Childhood's End (El Fin de la Infancia in its original Spanish title) is Venezuelan prog rockers Tempano's first international release and marked the end of a hiatus that lasted over a decade. It is a thing of strengths and weaknesses, but in the long run it makes a very good serving of symphonic progressive rock, more satisfying than the follow-up The Agony and the Ecstasy. The core quartet of the group is augmented by After Crying cellist Peter Pejtsik on many cuts. His input is crucial in the short opener "Tres," an exciting track. Actually the first four pieces stand out. "Timorato" and "Lugar de Casas Nuevas" are two strong instrumental jazz-rock numbers with lush keyboards, reminiscent of PFM's music in the late '70s. "Sin Retorno" introduces Pedro Castillo's singing and works out very well, stretching out to seven minutes without loosing its momentum. Elegant in short settings, the group's music becomes pompous and self-indulgent in the 24-minute title track. The piece fails to convey the impression that it needed to be that long. It sounds like a sequence of 11 shorter tunes hastily stitched together. Some of them are good (like "UNO," the only other piece with vocals), but this house of cards refuses to stand. In comparison, "Escape Para el Hombre Común" accomplishes more in four minutes, articulating two well-written themes. "En la Via" introduces classical guitar and a whiff of South American jazz (think Nana Vasconcelos) that would have been more than welcomed earlier.
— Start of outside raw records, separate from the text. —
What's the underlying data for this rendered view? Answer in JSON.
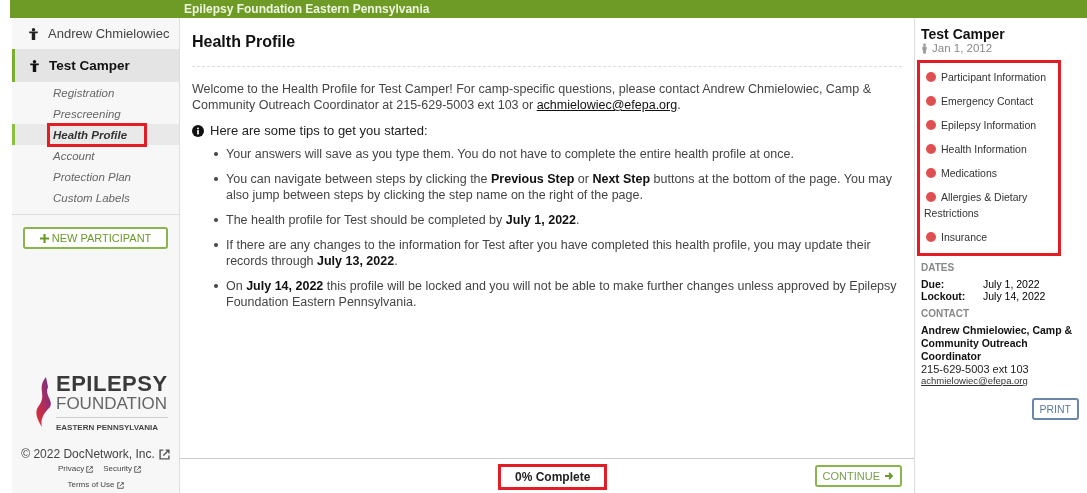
{
  "banner": {
    "title": "Epilepsy Foundation Eastern Pennsylvania"
  },
  "sidebar": {
    "account": "Andrew Chmielowiec",
    "participant": {
      "name": "Test Camper",
      "selected": true
    },
    "items": [
      {
        "label": "Registration",
        "selected": false,
        "highlighted": false
      },
      {
        "label": "Prescreening",
        "selected": false,
        "highlighted": false
      },
      {
        "label": "Health Profile",
        "selected": true,
        "highlighted": true
      },
      {
        "label": "Account",
        "selected": false,
        "highlighted": false
      },
      {
        "label": "Protection Plan",
        "selected": false,
        "highlighted": false
      },
      {
        "label": "Custom Labels",
        "selected": false,
        "highlighted": false
      }
    ],
    "new_button": "NEW PARTICIPANT",
    "logo": {
      "line1": "EPILEPSY",
      "line2": "FOUNDATION",
      "line3": "EASTERN PENNSYLVANIA"
    },
    "footer": {
      "copyright": "© 2022 DocNetwork, Inc.",
      "links": [
        "Privacy",
        "Security",
        "Terms of Use"
      ]
    }
  },
  "main": {
    "title": "Health Profile",
    "intro": "Welcome to the Health Profile for Test Camper! For camp-specific questions, please contact Andrew Chmielowiec, Camp & Community Outreach Coordinator at 215-629-5003 ext 103 or",
    "intro_link": "achmielowiec@efepa.org",
    "intro_end": ".",
    "tips_heading": "Here are some tips to get you started:",
    "tips": [
      "Your answers will save as you type them. You do not have to complete the entire health profile at once.",
      "You can navigate between steps by clicking the **Previous Step** or **Next Step** buttons at the bottom of the page. You may also jump between steps by clicking the step name on the right of the page.",
      "The health profile for Test should be completed by **July 1, 2022**.",
      "If there are any changes to the information for Test after you have completed this health profile, you may update their records through **July 13, 2022**.",
      "On **July 14, 2022** this profile will be locked and you will not be able to make further changes unless approved by Epilepsy Foundation Eastern Pennsylvania."
    ],
    "progress": {
      "label": "0% Complete",
      "highlighted": true
    },
    "continue_button": "CONTINUE"
  },
  "right": {
    "name": "Test Camper",
    "dob": "Jan 1, 2012",
    "steps_highlighted": true,
    "steps": [
      {
        "label": "Participant Information",
        "complete": false
      },
      {
        "label": "Emergency Contact",
        "complete": false
      },
      {
        "label": "Epilepsy Information",
        "complete": false
      },
      {
        "label": "Health Information",
        "complete": false
      },
      {
        "label": "Medications",
        "complete": false
      },
      {
        "label": "Allergies & Dietary Restrictions",
        "complete": false
      },
      {
        "label": "Insurance",
        "complete": false
      }
    ],
    "dates_heading": "DATES",
    "dates": [
      {
        "label": "Due:",
        "value": "July 1, 2022"
      },
      {
        "label": "Lockout:",
        "value": "July 14, 2022"
      }
    ],
    "contact_heading": "CONTACT",
    "contact_name": "Andrew Chmielowiec, Camp & Community Outreach Coordinator",
    "contact_phone": "215-629-5003 ext 103",
    "contact_email": "achmielowiec@efepa.org",
    "print_button": "PRINT"
  }
}
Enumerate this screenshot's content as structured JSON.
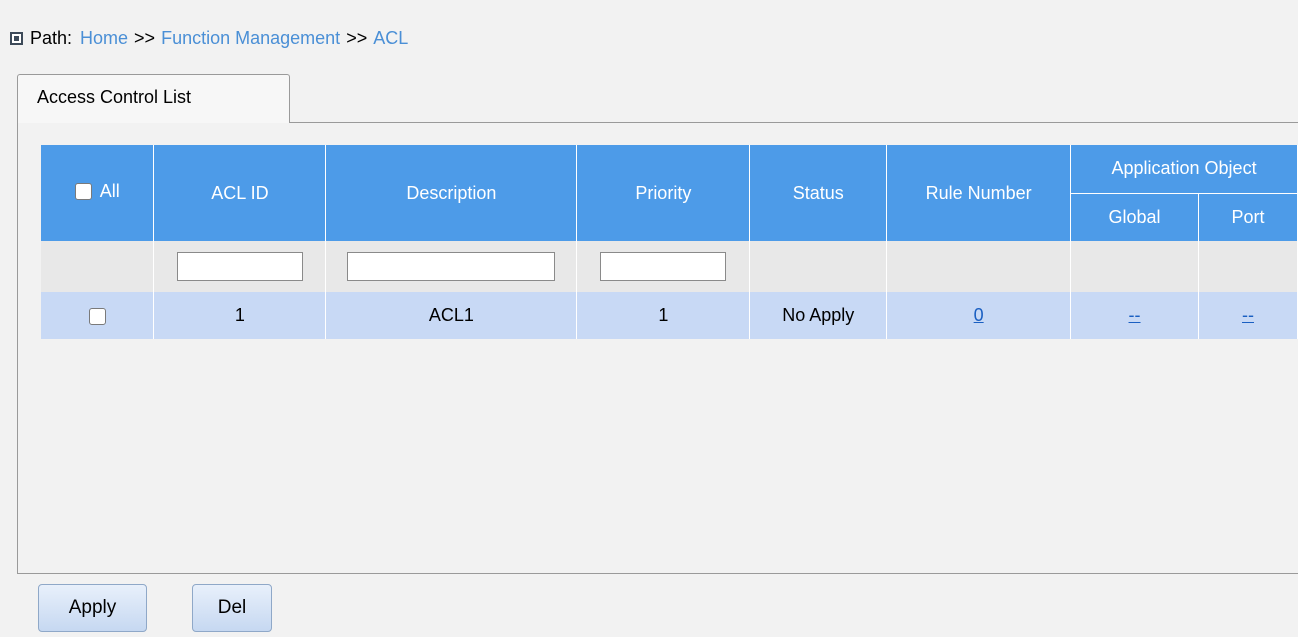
{
  "breadcrumb": {
    "label": "Path:",
    "items": [
      "Home",
      "Function Management",
      "ACL"
    ],
    "separator": ">>"
  },
  "tab": {
    "label": "Access Control List"
  },
  "table": {
    "headers": {
      "all": "All",
      "acl_id": "ACL ID",
      "description": "Description",
      "priority": "Priority",
      "status": "Status",
      "rule_number": "Rule Number",
      "application_object": "Application Object",
      "global": "Global",
      "port": "Port"
    },
    "filters": {
      "acl_id": "",
      "description": "",
      "priority": ""
    },
    "rows": [
      {
        "acl_id": "1",
        "description": "ACL1",
        "priority": "1",
        "status": "No Apply",
        "rule_number": "0",
        "global": "--",
        "port": "--"
      }
    ]
  },
  "buttons": {
    "apply": "Apply",
    "del": "Del"
  }
}
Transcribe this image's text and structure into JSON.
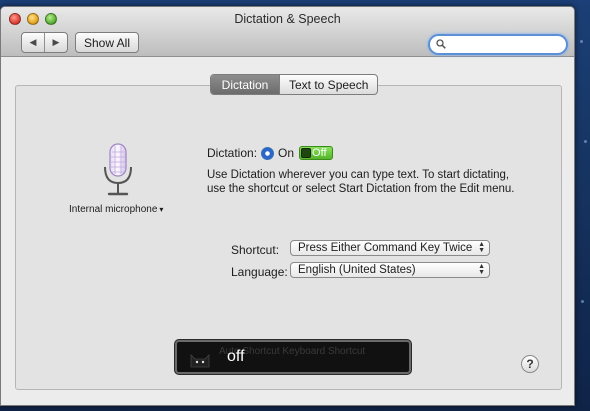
{
  "window": {
    "title": "Dictation & Speech"
  },
  "toolbar": {
    "back_glyph": "◀",
    "forward_glyph": "▶",
    "show_all_label": "Show All",
    "search_value": "",
    "search_icon": "search-icon"
  },
  "tabs": [
    {
      "label": "Dictation",
      "active": true
    },
    {
      "label": "Text to Speech",
      "active": false
    }
  ],
  "microphone": {
    "icon": "microphone-icon",
    "source_label": "Internal microphone",
    "dropdown_glyph": "▾"
  },
  "dictation": {
    "label": "Dictation:",
    "on_label": "On",
    "on_selected": true,
    "toggle_label": "Off",
    "description": "Use Dictation wherever you can type text. To start dictating, use the shortcut or select Start Dictation from the Edit menu."
  },
  "shortcut": {
    "label": "Shortcut:",
    "value": "Press Either Command Key Twice"
  },
  "language": {
    "label": "Language:",
    "value": "English (United States)"
  },
  "hud": {
    "icon": "cat-icon",
    "background_text": "Auto Shortcut Keyboard Shortcut",
    "state": "off"
  },
  "help": {
    "glyph": "?"
  },
  "colors": {
    "desktop": "#16335f",
    "search_focus": "#5b8fd6",
    "radio_selected": "#2b67c8",
    "toggle_green": "#56b52b",
    "hud_background": "#111111"
  }
}
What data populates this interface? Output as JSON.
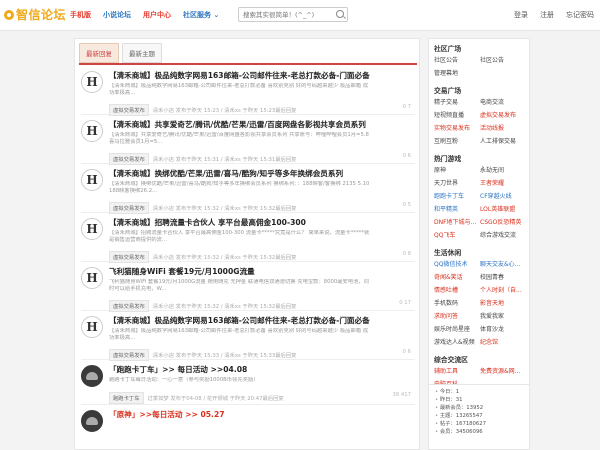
{
  "header": {
    "logo": "智信论坛",
    "nav": [
      "手机版",
      "小说论坛",
      "用户中心",
      "社区服务"
    ],
    "search_placeholder": "搜索其实很简单！(^_^)",
    "user_links": [
      "登录",
      "注册",
      "忘记密码"
    ]
  },
  "tabs": [
    "最新回复",
    "最新主题"
  ],
  "posts": [
    {
      "title": "【清禾商城】极品纯数字网易163邮箱-公司邮件往来-老总打款必备-门面必备",
      "desc": "【清禾商城】极品纯数字网易163邮箱-公司邮件往来-老总打款必备 喜欢别克别 好的号码越来越少 极品邮箱 成功率极高...",
      "badge": "虚拟交易发布",
      "meta": "清禾小店 发布于昨天 15:23 / 清禾xs 于昨天 15:23最后回复",
      "stats": "0  7"
    },
    {
      "title": "【清禾商城】共享爱奇艺/腾讯/优酷/芒果/迅雷/百度网盘各影视共享会员系列",
      "desc": "【清禾商城】共享爱奇艺/腾讯/优酷/芒果/迅雷/百度网盘各影视共享会员系列 共享账号：哔哩哔哩会员1月=5.8 喜马拉雅会员1月=5...",
      "badge": "虚拟交易发布",
      "meta": "清禾小店 发布于昨天 15:31 / 清禾xs 于昨天 15:31最后回复",
      "stats": "0  6"
    },
    {
      "title": "【清禾商城】换绑优酷/芒果/迅雷/喜马/酷狗/知乎等多年换绑会员系列",
      "desc": "【清禾商城】换绑优酷/芒果/迅雷/喜马/酷狗/知乎等多年换绑会员系列 换绑系列：：188映客/客换绑 2135 5.10 188映客换绑26.2...",
      "badge": "虚拟交易发布",
      "meta": "清禾小店 发布于昨天 15:32 / 清禾xs 于昨天 15:32最后回复",
      "stats": "0  5"
    },
    {
      "title": "【清禾商城】招聘流量卡合伙人 享平台最高佣金100-300",
      "desc": "【清禾商城】招聘流量卡合伙人 享平台最高佣金100-300 流量卡*****究竟是什么？ 简单来说，流量卡*****就是销售运营商提供的流...",
      "badge": "虚拟交易发布",
      "meta": "清禾小店 发布于昨天 15:32 / 清禾xs 于昨天 15:32最后回复",
      "stats": "0  8"
    },
    {
      "title": "飞利猫随身WiFi 套餐19元/月1000G流量",
      "desc": "飞利猫随身WiFi 套餐19元/月1000G流量 随用随充 无押金 联通电信双通道切换 充电宝款：8000毫安电池，同时可以给手机充电，W...",
      "badge": "虚拟交易发布",
      "meta": "清禾小店 发布于昨天 15:32 / 清禾xs 于昨天 15:32最后回复",
      "stats": "0  17"
    },
    {
      "title": "【清禾商城】极品纯数字网易163邮箱-公司邮件往来-老总打款必备-门面必备",
      "desc": "【清禾商城】极品纯数字网易163邮箱-公司邮件往来-老总打款必备 喜欢别克别 好的号码越来越少 极品邮箱 成功率极高...",
      "badge": "虚拟交易发布",
      "meta": "清禾小店 发布于昨天 15:33 / 清禾xs 于昨天 15:33最后回复",
      "stats": "0  6"
    },
    {
      "title": "「跑跑卡丁车」>> 每日活动 >>04.08",
      "desc": "跑跑卡丁车每日活动：一心一意（参与奖励1000B币领先奖励）",
      "badge": "跑跑卡丁车",
      "meta": "过季如梦 发布于04-08 / 花开倾城 于昨天 20:47最后回复",
      "stats": "38  417"
    },
    {
      "title": "「原神」>>每日活动 >> 05.27",
      "desc": "",
      "badge": "",
      "meta": "",
      "stats": ""
    }
  ],
  "sidebar": {
    "sections": [
      {
        "title": "社区广场",
        "items": [
          {
            "t": "社区公告",
            "c": ""
          },
          {
            "t": "社区公告",
            "c": ""
          },
          {
            "t": "管理幕地",
            "c": ""
          }
        ]
      },
      {
        "title": "交易广场",
        "items": [
          {
            "t": "精子交易",
            "c": ""
          },
          {
            "t": "电商交流",
            "c": ""
          },
          {
            "t": "短视频直播",
            "c": ""
          },
          {
            "t": "虚拟交易发布",
            "c": "r"
          },
          {
            "t": "实物交易发布",
            "c": "r"
          },
          {
            "t": "活动线报",
            "c": "r"
          },
          {
            "t": "互刷互粉",
            "c": ""
          },
          {
            "t": "人工排保交易",
            "c": ""
          }
        ]
      },
      {
        "title": "热门游戏",
        "items": [
          {
            "t": "原神",
            "c": ""
          },
          {
            "t": "永劫无间",
            "c": ""
          },
          {
            "t": "天刀世界",
            "c": ""
          },
          {
            "t": "王者荣耀",
            "c": "r"
          },
          {
            "t": "跑跑卡丁车",
            "c": "b"
          },
          {
            "t": "CF穿越火线",
            "c": "b"
          },
          {
            "t": "和平精英",
            "c": "b"
          },
          {
            "t": "LOL英雄联盟",
            "c": "r"
          },
          {
            "t": "DNF地下城与...",
            "c": "r"
          },
          {
            "t": "CSGO反恐精英",
            "c": "r"
          },
          {
            "t": "QQ飞车",
            "c": "r"
          },
          {
            "t": "综合游戏交流",
            "c": ""
          }
        ]
      },
      {
        "title": "生活休闲",
        "items": [
          {
            "t": "QQ微信技术",
            "c": "b"
          },
          {
            "t": "聊天交友&心...",
            "c": "b"
          },
          {
            "t": "奇闻&笑话",
            "c": "r"
          },
          {
            "t": "校园青春",
            "c": ""
          },
          {
            "t": "情感吐槽",
            "c": "r"
          },
          {
            "t": "个人时刻（自...",
            "c": "r"
          },
          {
            "t": "手机数码",
            "c": ""
          },
          {
            "t": "影音天地",
            "c": "r"
          },
          {
            "t": "求助问答",
            "c": "r"
          },
          {
            "t": "我爱我家",
            "c": ""
          },
          {
            "t": "娱乐时尚星座",
            "c": ""
          },
          {
            "t": "体育沙龙",
            "c": ""
          },
          {
            "t": "游戏达人&视频",
            "c": ""
          },
          {
            "t": "纪念馆",
            "c": "r"
          }
        ]
      },
      {
        "title": "综合交流区",
        "items": [
          {
            "t": "辅助工具",
            "c": "r"
          },
          {
            "t": "免费资源&网...",
            "c": "r"
          },
          {
            "t": "电脑百科",
            "c": "r"
          }
        ]
      }
    ],
    "stats": [
      "今日：1",
      "昨日：31",
      "最新会员：13952",
      "主题：13265547",
      "帖子：167180627",
      "会员：34506096"
    ]
  }
}
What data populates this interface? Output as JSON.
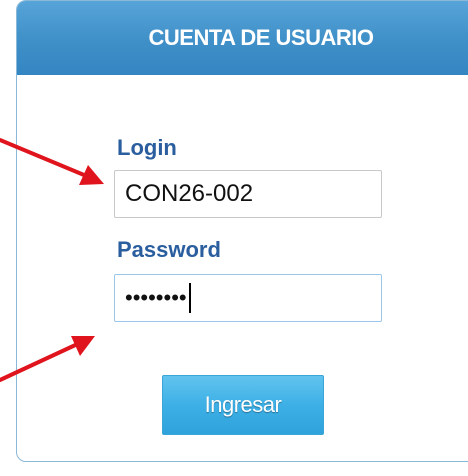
{
  "panel": {
    "header_title": "CUENTA DE USUARIO"
  },
  "form": {
    "login_label": "Login",
    "login_value": "CON26-002",
    "password_label": "Password",
    "password_masked": "••••••••",
    "submit_label": "Ingresar"
  },
  "colors": {
    "header": "#3f8fc8",
    "label": "#2a5e9e",
    "button": "#3db0e6",
    "annotation_arrow": "#e0141c"
  },
  "annotations": {
    "arrows": [
      "arrow-to-login-field",
      "arrow-to-password-field"
    ]
  }
}
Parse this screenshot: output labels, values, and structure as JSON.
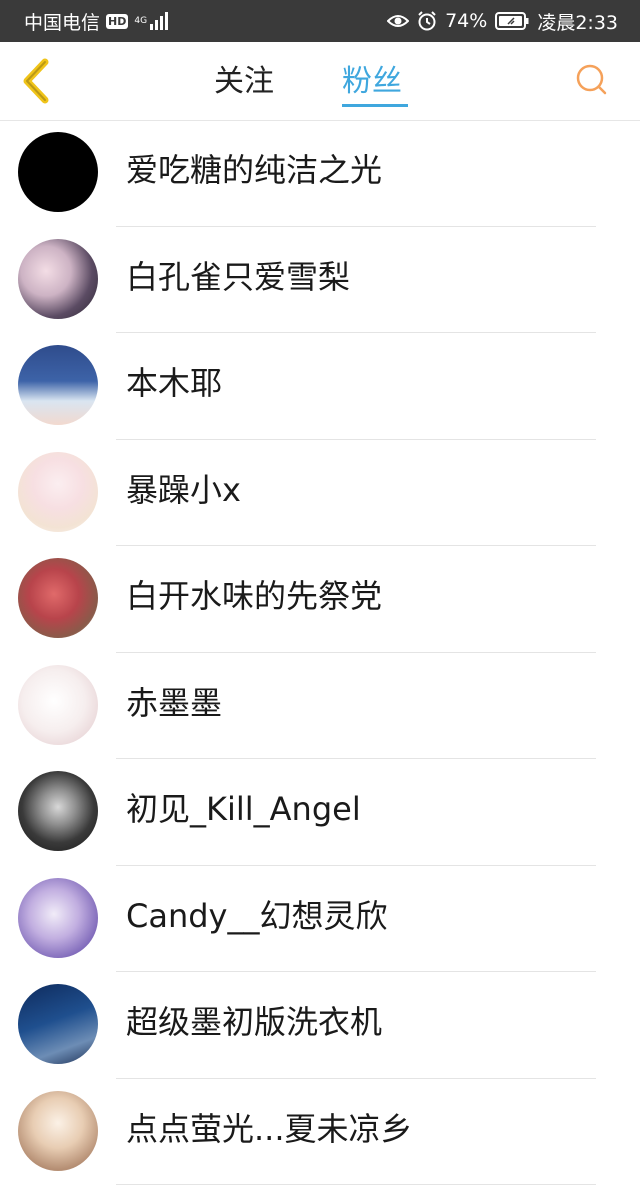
{
  "status_bar": {
    "carrier": "中国电信",
    "hd_badge": "HD",
    "network_type": "4G",
    "battery_percent": "74%",
    "time": "凌晨2:33",
    "icons": [
      "hd-icon",
      "signal-icon",
      "eye-icon",
      "alarm-icon",
      "battery-icon"
    ]
  },
  "header": {
    "back_icon": "chevron-left-icon",
    "tabs": [
      {
        "label": "关注",
        "active": false
      },
      {
        "label": "粉丝",
        "active": true
      }
    ],
    "search_icon": "search-icon",
    "accent_color": "#3fa7de",
    "back_color": "#f0c419",
    "search_color": "#f5a15a"
  },
  "fans_list": [
    {
      "name": "爱吃糖的纯洁之光",
      "avatar": "black"
    },
    {
      "name": "白孔雀只爱雪梨",
      "avatar": "anime-dark-lace"
    },
    {
      "name": "本木耶",
      "avatar": "anime-blue-hair"
    },
    {
      "name": "暴躁小x",
      "avatar": "anime-pink-bow"
    },
    {
      "name": "白开水味的先祭党",
      "avatar": "anime-red-hair"
    },
    {
      "name": "赤墨墨",
      "avatar": "anime-white-hair"
    },
    {
      "name": "初见_Kill_Angel",
      "avatar": "anime-dark-ornate"
    },
    {
      "name": "Candy__幻想灵欣",
      "avatar": "anime-purple-flowers"
    },
    {
      "name": "超级墨初版洗衣机",
      "avatar": "night-scene"
    },
    {
      "name": "点点萤光...夏未凉乡",
      "avatar": "anime-cream"
    }
  ]
}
Childhood's End is more than decent, but its best moments happen when Tempano doesn't try to update its music for the new generation; then, they only manage to sound like a generic Musea band.
Share this page
AllMusic Review by François Couture